What is being asked — Return every line below in which "icon" appears.

Records for this exercise —
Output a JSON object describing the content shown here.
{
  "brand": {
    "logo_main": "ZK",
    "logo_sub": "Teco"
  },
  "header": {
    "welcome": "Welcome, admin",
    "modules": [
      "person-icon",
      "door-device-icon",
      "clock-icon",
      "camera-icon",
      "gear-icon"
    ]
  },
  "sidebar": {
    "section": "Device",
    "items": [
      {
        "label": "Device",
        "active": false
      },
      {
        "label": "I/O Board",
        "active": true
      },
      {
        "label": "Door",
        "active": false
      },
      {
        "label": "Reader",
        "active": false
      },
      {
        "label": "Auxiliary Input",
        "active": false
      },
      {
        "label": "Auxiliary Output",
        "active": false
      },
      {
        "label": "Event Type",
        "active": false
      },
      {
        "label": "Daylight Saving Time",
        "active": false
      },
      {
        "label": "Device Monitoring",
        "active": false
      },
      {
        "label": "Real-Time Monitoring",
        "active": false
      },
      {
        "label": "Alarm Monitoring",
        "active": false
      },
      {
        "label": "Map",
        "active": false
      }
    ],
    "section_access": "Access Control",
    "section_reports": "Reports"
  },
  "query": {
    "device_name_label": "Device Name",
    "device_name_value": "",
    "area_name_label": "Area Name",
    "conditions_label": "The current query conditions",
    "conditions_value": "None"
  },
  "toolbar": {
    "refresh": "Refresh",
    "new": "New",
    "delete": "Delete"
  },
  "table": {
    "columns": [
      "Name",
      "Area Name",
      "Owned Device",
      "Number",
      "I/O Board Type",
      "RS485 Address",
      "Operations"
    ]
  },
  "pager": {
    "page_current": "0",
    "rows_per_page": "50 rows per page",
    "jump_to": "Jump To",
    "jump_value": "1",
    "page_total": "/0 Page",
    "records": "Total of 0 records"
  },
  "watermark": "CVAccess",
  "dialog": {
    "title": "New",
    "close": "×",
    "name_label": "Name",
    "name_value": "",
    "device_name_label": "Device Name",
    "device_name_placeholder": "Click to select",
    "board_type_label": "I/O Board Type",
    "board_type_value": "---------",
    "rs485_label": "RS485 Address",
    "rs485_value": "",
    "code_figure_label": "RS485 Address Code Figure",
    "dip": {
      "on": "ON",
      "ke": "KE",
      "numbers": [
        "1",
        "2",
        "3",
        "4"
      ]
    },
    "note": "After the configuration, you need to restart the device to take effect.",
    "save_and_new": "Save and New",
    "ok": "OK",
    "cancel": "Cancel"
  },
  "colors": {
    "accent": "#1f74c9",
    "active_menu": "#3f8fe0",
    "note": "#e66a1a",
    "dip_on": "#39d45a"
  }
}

Task response —
      "person-icon",
      "door-device-icon",
      "clock-icon",
      "camera-icon",
      "gear-icon"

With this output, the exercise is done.